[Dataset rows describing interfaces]
=== Begin Enclosure ===
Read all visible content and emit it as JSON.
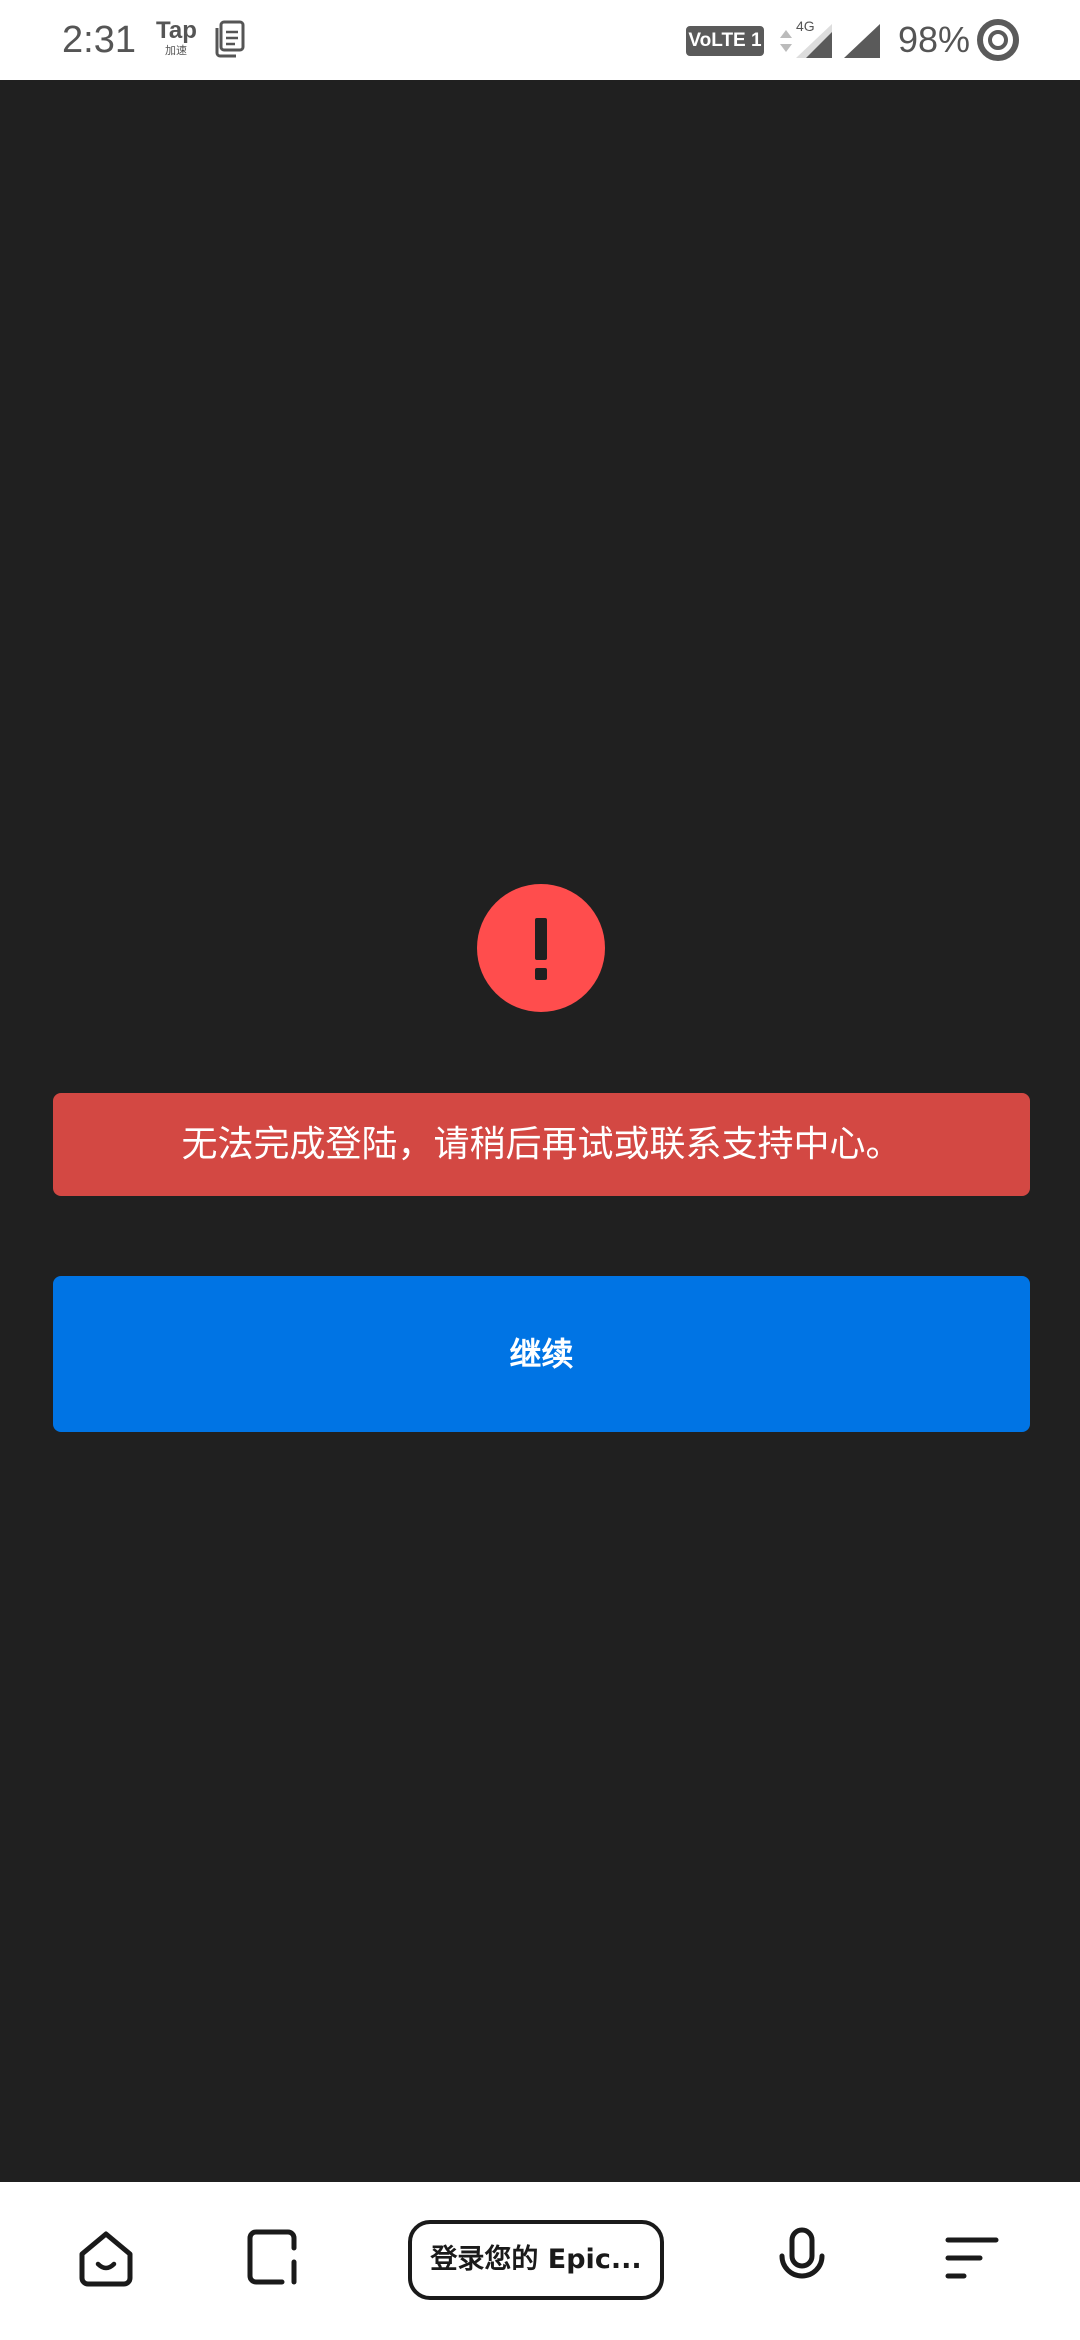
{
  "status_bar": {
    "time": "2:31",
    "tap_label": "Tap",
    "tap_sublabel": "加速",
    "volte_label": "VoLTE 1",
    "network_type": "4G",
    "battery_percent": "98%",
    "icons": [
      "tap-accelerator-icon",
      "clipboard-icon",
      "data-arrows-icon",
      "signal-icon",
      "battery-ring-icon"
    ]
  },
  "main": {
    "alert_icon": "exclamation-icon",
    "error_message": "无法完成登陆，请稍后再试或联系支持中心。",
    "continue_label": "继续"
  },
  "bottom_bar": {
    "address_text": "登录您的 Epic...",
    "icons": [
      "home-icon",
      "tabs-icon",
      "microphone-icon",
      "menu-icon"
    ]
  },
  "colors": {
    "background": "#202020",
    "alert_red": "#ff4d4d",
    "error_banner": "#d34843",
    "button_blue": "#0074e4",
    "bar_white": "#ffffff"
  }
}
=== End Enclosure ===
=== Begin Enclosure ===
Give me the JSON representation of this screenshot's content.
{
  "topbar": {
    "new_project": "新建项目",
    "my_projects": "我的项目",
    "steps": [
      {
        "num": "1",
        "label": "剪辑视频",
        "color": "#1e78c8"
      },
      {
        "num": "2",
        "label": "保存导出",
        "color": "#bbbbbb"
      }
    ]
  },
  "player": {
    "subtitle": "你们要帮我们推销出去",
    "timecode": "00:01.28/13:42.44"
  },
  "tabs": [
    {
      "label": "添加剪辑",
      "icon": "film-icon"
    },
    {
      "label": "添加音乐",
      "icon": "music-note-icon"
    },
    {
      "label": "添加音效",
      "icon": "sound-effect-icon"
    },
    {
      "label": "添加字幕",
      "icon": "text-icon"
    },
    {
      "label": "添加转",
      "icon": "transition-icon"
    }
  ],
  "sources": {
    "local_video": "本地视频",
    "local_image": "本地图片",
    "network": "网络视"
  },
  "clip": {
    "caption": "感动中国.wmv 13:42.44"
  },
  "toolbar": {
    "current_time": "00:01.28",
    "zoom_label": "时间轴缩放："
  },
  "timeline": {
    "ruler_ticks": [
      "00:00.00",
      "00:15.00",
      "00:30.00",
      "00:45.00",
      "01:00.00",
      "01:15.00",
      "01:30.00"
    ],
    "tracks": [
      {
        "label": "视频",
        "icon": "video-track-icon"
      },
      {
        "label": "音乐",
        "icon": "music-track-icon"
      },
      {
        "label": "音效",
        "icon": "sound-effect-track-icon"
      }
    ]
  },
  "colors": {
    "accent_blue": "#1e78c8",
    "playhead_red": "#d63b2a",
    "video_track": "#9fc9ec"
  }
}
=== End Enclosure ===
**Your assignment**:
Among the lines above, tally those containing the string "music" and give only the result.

**Solution to the exercise**:
2